Firstly, a formal evaluation helps organizations choose products that are well suited to their needs.
Also, the evaluation process itself provides a deeper insight into organizational requirements.
And finally, the evaluation process sets a realistic level of expectation among stakeholders as to what can be achieved with a particular solution.
Results from The BI Survey show that projects incorporating a formal multi-product evaluation deliver more benefits than those evaluating just one product. In turn, those projects evaluating a single tool deliver more benefits than projects where a favored product is purchased with no formal evaluation.
A contributory factor here could be that well-run, high profile projects — which are more likely to succeed anyway — have a greater tendency to include a formal, professionally conducted software selection phase.
The advantage of conducting a formal evaluation is not a recent finding. The following is a quote from The OLAP Survey 2 in 2002:
“Very strikingly, those who had performed a formal multi-product evaluation reported higher achievements of every single one of our listed possible benefits, as well as slightly higher goal fulfillment.”

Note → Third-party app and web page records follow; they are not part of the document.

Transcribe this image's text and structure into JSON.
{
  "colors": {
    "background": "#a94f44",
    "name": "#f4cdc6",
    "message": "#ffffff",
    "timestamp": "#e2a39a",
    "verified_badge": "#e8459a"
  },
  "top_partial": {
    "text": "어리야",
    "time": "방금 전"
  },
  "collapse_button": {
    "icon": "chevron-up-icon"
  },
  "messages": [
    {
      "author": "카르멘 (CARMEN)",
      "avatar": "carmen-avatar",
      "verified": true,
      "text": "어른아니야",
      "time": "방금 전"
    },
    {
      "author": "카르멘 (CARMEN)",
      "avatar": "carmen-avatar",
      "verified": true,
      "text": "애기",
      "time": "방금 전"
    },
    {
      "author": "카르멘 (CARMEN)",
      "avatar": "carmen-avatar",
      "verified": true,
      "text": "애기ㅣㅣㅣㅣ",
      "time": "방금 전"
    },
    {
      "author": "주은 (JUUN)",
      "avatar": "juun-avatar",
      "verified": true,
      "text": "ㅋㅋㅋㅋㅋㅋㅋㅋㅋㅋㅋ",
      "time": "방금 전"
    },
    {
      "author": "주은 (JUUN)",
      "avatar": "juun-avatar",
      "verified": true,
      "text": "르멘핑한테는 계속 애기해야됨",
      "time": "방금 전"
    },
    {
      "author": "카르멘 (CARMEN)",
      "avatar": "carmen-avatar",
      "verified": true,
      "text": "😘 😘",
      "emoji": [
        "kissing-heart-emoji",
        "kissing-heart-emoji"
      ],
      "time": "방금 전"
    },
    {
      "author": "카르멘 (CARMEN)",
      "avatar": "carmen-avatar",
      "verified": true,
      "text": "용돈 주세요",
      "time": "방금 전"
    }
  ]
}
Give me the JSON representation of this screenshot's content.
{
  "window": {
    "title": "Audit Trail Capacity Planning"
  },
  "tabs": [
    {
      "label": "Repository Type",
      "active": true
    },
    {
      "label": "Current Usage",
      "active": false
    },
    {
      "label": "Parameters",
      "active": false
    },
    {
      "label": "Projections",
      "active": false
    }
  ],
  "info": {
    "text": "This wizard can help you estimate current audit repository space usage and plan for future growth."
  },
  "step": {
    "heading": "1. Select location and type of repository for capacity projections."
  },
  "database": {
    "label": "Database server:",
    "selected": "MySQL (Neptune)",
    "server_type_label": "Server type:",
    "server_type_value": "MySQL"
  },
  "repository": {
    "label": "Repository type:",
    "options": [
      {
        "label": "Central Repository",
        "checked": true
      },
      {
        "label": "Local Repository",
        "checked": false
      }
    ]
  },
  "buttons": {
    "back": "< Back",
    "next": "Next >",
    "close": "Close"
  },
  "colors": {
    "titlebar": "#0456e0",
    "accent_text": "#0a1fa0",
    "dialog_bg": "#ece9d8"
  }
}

Competitive selection is much more likely to lead to choosing a suitable product than non-competitive selection.